It’s predicted that digital advertising budgets will overtake dollars spent on TV for the first time during 2017. It’s shaping up to be a pivotal year for digital marketing and a digital strategy is fast becoming every marketers top priority.
According to WGSN (World's Global Style Network) trend forecasting service, here’s a quick look at some key trends that digital marketers are turning to in this increasingly complex environment:
2016 we saw the signs of the importance of artificial intelligence. In 2017 we’ll see demonstrations of its use. Investments in AI this year are expected to triple, as marketing teams realise AI technology can drive faster business decisions. Here are some examples of AI being implemented:
Chatbots: poised to become common practice this year, Chatbots will be pivotal brand touchpoints assisting in automating one-to-one communication on social media platforms. Chatbot provider WizeLine https://www.wizeline.com/ claims a 5x increase in online customer engagement.
Driving creativity: brands will creatively infuse AI elements in campaigns. Chevrolet's 'Positivity Pump' trailed in Calgary Alberta late last year is inspiration on how to integrate AI into creative assets.
Customer insights: Forrester identifies 2017 as the start of the "True Insights Revolution". This will be the year when businesses gain direct access to powerful customer insight via new cognitive interfaces and other AI-related tech.
Ephemeral (Short-lived) Marketing
Based on the known human social anxiety FOMO (fear of missing out) marketers are taking steps to capitalize on this phenomenon. Harkening back to the “Limited time only!” messages used for years, social media campaigns use an expiration date that encourage (timely) audience participation. Here are 2 channels of ephemeral marketing that are primed for growth:
Snapchat: should see growth this year, as they explore the possibility of an IPO that could be one of the largest ever.
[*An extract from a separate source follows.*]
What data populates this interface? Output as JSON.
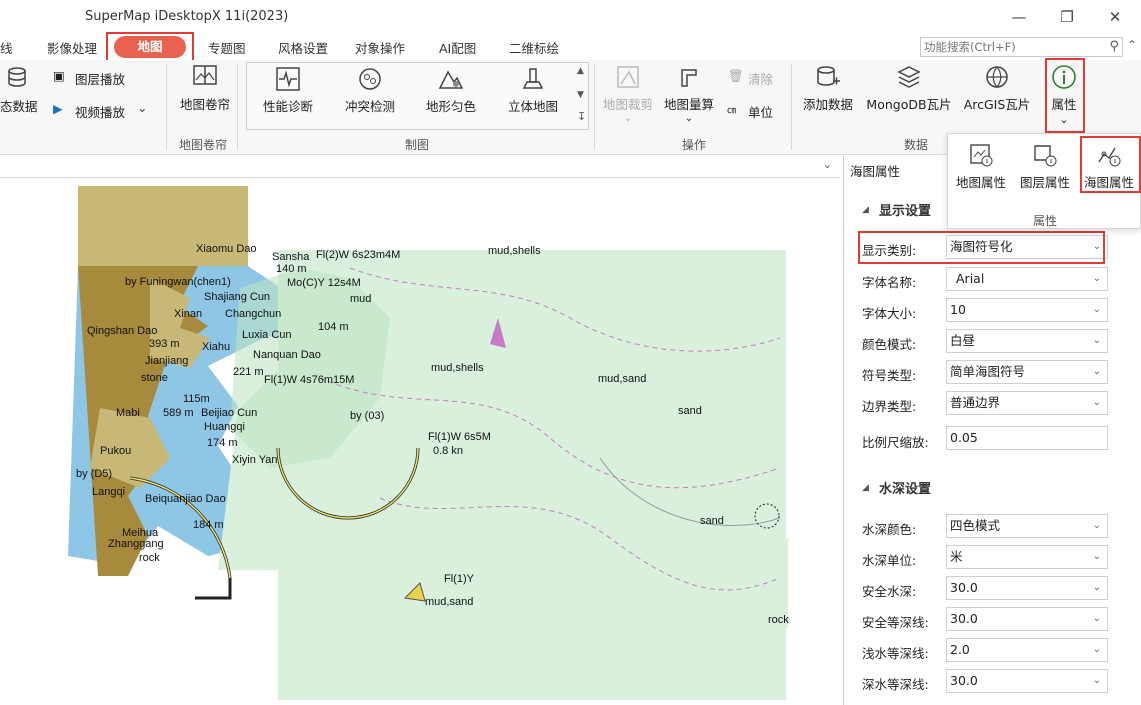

It’s very nature makes it a key channel for launching ephemeral brand campaigns.
Instagram Live: fashion designer Tim Coppens is used the 24-hour tool to showcase his fashion line during Pitti Uomo this January. Expect to see more of this in 2017 as Instagram is predicted to surpass Twitter in popularity.
To AR or to VR?
2016 was the year of an immersive technologies arms race, particularly for augmented and virtual reality. While VR seemed to be leading the pack with the potential for mass consumer adoption, the introduction and viral nature of Pokémon Go enabled AR to emerge as the stronger, and more accessible, tech trend.
While VR grew to become hyper-commercialised, with many companies introducing affordable headsets in 2016, its restrictive nature makes its appeal to businesses and consumers problematic.
According to Horizon Media, just 25% of consumers are willing to spend more than $250 on VR devices and consumer awareness of VR is only estimated at 33%.
Most VR experiences take place in the gaming industry and headsets are only made for one person, which makes the current experience a solo one. This poses a problem, as consumers not only want to share experiences with their social community but also IRL.
Widespread adoption is more likely in AR due to its all-inclusive nature. Unlike VR, it's easy for audiences to have a digital experience in the physical world with their friends without any restrictive gear.
Expect to see an increase in AR out-of-home activations, AR packaging (fuelled by apps like Blippar) and more gamified tools (see the new Lumus prototype launched at CES.)